Record set START

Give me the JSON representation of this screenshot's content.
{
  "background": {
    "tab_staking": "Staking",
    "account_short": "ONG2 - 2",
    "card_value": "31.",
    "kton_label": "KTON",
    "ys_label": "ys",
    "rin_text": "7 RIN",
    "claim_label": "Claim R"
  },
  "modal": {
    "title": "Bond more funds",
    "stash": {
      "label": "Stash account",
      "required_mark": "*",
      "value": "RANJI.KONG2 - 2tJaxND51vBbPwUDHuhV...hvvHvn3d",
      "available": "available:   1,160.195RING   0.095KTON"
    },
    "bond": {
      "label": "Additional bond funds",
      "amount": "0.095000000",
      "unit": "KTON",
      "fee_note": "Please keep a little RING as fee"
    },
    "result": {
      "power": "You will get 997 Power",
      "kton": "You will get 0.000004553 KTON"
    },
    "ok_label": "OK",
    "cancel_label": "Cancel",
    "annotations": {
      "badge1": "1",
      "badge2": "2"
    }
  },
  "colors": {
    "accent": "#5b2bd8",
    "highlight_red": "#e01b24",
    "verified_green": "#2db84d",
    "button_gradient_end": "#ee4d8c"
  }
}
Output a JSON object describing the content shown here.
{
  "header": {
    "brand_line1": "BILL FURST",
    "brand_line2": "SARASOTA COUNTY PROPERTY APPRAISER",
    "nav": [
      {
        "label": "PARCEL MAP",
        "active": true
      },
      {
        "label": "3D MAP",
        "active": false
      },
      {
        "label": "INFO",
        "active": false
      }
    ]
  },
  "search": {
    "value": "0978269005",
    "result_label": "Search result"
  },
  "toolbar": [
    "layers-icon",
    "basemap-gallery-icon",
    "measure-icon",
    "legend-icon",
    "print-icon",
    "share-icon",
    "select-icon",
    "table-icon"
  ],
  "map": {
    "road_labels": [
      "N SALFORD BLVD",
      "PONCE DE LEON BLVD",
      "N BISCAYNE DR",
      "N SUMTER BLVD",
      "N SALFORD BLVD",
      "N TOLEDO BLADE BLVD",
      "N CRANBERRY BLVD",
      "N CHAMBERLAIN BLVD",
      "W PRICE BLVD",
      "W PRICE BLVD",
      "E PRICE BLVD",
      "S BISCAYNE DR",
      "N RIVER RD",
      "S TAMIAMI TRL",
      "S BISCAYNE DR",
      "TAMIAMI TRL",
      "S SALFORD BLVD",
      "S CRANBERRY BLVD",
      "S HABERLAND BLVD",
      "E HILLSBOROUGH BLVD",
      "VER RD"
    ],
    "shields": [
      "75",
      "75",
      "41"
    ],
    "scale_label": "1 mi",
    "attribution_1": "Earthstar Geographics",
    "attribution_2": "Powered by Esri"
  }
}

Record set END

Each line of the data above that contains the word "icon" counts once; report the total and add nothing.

Written solution: 8